“What triggers puberty” is one of the 125 Big Questions posed in the 125th anniversary edition of Science magazine. We have recently revealed that the developmental programming of puberty onset is dependent on TBX3. We have also uncovered new rules for lineage progression, which operate through neuronal differentiation during the development of the hypothalamus. These results were published in Science Advances on Nov. 16.
The complexity and function of the nervous system relies on the generation of unparalleled neuronal diversity across molecular, morphological, functional and connectional features throughout developmental continuum.
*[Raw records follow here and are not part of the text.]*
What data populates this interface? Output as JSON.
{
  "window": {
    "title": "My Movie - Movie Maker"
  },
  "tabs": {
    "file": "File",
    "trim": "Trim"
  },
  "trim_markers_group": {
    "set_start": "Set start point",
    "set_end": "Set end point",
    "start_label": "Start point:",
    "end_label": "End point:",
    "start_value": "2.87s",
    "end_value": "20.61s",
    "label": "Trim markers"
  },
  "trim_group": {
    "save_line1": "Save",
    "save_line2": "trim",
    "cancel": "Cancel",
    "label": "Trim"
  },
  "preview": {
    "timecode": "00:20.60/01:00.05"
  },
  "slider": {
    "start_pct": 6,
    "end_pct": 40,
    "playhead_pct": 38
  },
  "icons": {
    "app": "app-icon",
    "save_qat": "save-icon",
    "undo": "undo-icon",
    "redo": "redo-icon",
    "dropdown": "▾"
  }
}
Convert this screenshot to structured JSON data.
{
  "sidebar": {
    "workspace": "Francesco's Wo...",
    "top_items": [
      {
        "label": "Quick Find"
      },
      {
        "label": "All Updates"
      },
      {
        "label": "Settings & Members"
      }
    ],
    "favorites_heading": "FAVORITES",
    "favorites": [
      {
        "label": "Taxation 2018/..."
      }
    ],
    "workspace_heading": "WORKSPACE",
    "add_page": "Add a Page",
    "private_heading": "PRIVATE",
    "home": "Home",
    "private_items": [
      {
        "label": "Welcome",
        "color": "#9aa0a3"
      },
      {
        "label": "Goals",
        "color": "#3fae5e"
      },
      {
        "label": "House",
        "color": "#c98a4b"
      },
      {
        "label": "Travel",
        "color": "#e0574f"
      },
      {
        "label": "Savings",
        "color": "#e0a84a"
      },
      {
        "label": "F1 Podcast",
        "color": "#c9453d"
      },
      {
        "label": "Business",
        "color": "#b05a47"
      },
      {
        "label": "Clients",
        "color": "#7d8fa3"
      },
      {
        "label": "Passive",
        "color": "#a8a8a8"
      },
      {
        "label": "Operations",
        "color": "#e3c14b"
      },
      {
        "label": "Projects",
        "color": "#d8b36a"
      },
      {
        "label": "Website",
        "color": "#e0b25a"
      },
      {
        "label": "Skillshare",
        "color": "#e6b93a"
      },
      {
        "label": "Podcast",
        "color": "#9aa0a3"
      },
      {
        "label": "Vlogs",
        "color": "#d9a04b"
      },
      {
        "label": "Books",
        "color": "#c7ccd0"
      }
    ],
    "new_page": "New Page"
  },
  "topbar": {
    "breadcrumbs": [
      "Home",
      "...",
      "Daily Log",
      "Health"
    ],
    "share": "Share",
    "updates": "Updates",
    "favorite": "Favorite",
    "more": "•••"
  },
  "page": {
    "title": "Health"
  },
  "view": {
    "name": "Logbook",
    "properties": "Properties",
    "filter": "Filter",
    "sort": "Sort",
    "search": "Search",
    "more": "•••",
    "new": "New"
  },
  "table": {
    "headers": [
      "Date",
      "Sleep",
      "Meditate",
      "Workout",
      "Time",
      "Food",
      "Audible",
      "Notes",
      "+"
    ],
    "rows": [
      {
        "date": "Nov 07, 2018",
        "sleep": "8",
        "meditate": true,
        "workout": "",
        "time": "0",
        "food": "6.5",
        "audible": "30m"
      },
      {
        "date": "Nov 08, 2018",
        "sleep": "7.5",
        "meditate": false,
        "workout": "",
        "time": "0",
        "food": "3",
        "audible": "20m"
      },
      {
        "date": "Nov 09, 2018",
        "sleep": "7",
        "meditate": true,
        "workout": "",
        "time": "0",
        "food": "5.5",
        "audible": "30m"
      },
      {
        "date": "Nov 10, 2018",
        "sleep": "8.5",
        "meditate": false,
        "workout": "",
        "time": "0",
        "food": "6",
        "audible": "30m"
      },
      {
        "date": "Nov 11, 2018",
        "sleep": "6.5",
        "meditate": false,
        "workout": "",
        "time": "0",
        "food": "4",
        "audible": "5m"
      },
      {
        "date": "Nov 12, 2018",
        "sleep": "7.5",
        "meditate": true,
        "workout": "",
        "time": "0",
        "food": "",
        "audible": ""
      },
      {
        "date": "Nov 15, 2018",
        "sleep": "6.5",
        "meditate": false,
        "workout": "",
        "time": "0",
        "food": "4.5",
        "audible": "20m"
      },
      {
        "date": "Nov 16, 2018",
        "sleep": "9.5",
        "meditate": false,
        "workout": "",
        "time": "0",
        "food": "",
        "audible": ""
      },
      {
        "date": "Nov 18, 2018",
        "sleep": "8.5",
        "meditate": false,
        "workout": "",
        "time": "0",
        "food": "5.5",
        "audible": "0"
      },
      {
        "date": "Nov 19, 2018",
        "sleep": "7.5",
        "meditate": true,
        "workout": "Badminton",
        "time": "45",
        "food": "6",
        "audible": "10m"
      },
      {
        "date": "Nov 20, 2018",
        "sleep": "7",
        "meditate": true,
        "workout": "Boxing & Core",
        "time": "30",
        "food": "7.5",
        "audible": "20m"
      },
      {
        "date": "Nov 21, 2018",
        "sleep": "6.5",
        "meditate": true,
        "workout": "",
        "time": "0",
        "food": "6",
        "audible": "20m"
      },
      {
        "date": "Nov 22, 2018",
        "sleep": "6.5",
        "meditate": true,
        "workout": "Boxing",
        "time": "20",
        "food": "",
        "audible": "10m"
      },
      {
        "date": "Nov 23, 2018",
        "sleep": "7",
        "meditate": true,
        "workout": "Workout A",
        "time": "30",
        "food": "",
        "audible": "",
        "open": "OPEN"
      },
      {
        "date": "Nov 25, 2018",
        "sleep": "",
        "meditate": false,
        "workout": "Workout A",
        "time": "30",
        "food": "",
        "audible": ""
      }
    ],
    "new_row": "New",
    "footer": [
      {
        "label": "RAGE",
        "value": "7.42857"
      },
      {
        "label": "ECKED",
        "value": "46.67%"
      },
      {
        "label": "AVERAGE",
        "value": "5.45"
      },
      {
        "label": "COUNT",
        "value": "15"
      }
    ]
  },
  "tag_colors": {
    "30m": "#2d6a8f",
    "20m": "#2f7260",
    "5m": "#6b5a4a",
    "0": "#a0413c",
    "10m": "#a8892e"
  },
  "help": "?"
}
However, the strategies to generate neuronal diversity across different brain regions during development remain enigmatic.
Aging is a slow and progressive natural process that compromises the physiological functions of cells, tissues, organs and systems. The aging of the hypothalamic median eminence (ME), a structural gate linking neural and endocrine systems, may impair hormone release, energy homeostasis and central sensing of circulating molecules, leading to systemic and reproductive aging. However, the molecular and cellular features of hypothalamic aging remain largely unknown.
Hypothalamus maintains systemic homeostasis of animals and human beings by regulating endocrine, autonomous and behavioral functions. Heterogeneous populations of hypothalamic neurons orchestrate this functional versatility via the release of specific neurotransmitters and neuropeptides. Despite that recent studies have revealed the complex molecular diversity of hypothalamic peptidergic neurons, the developmental diversification and trajectory of these hypothalamic neurons remain unclear.
Hypothalamic tanycytes in median eminence(ME)are emerging as a crucial cell population that regulates endocrine output, energy balance and the diffusion of blood-born molecules.
The cerebral cortex of mammalian brain is organized into layers of specialized neuronal subtypes by orchestrated stem cell maintenance, expansion, fate commitment and differentiation.
This study was supported by the National Natural Science Foundation of China, the Chinese Academy of Sciences Pilot Project A, and the State Key Laboratory of Molecular Developmental Biology.
The structure of neural systems in the developing mammalian brain is dictated by tightly regulated cell generation and migration patterns. These include layered structures like the neocortex and cerebellum, and nuclear structures such as the thalamus and hypothalamus. Although the organization of layered structures has been well-studied, much less is known about how nuclear structures in the brain are formed.
We translated an essay “A natural history of human thinking” for Chinese version of Scientific American. The original author of this essay is Michael Tomasello from Harvard University. The Chinese version will be published in October 2018 in《环球科学》
A review article summarizing the role of chemerin in regulating metabolic disorders Metabolic syndrome is a global public health problem and predisposes individuals to obesity, diabetes and cardiovascular disease. Although the underlying mechanisms remain to be elucidated, accumulating evidence has uncovered a critical role of adipokines. Chemerin, encoded by the gene Rarres2, is a newly discovered adipokine involved in inflammation, adipogenesis, angiogenesis and energy metabolism.